WHAT YOU NEED TO DO => Report each line of the entries below that includes "valf".

(Stored items)
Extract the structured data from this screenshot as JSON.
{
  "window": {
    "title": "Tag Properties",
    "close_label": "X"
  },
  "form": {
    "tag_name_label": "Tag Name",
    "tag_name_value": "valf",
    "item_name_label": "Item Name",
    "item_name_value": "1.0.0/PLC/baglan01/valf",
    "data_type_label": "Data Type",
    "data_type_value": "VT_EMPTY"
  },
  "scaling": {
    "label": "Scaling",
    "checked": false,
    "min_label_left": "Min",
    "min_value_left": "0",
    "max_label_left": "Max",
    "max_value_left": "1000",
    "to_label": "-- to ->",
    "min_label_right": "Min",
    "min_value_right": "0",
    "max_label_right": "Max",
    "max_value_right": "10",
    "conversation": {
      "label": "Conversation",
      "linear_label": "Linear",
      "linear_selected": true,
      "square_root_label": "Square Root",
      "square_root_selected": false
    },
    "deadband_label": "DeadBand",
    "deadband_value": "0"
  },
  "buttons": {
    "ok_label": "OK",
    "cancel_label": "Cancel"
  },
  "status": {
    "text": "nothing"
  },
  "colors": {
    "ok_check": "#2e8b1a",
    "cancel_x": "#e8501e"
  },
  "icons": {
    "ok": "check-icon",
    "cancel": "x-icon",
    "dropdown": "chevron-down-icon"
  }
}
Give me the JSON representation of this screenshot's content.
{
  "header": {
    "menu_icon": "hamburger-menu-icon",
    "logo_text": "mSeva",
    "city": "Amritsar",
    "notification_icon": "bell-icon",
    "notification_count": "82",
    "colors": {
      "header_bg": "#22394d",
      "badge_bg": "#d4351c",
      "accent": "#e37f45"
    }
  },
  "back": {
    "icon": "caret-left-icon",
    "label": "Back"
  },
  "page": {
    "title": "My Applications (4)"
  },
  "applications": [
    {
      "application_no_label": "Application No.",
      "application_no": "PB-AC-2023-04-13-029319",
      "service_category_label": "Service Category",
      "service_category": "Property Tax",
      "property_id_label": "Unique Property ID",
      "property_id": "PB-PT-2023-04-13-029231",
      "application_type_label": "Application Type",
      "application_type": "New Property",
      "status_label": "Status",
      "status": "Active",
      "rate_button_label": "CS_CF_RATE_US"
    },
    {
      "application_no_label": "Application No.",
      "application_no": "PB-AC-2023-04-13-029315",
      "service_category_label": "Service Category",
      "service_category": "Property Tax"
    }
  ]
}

YOUR RESPONSE =>
    "tag_name_value": "valf",
    "item_name_value": "1.0.0/PLC/baglan01/valf",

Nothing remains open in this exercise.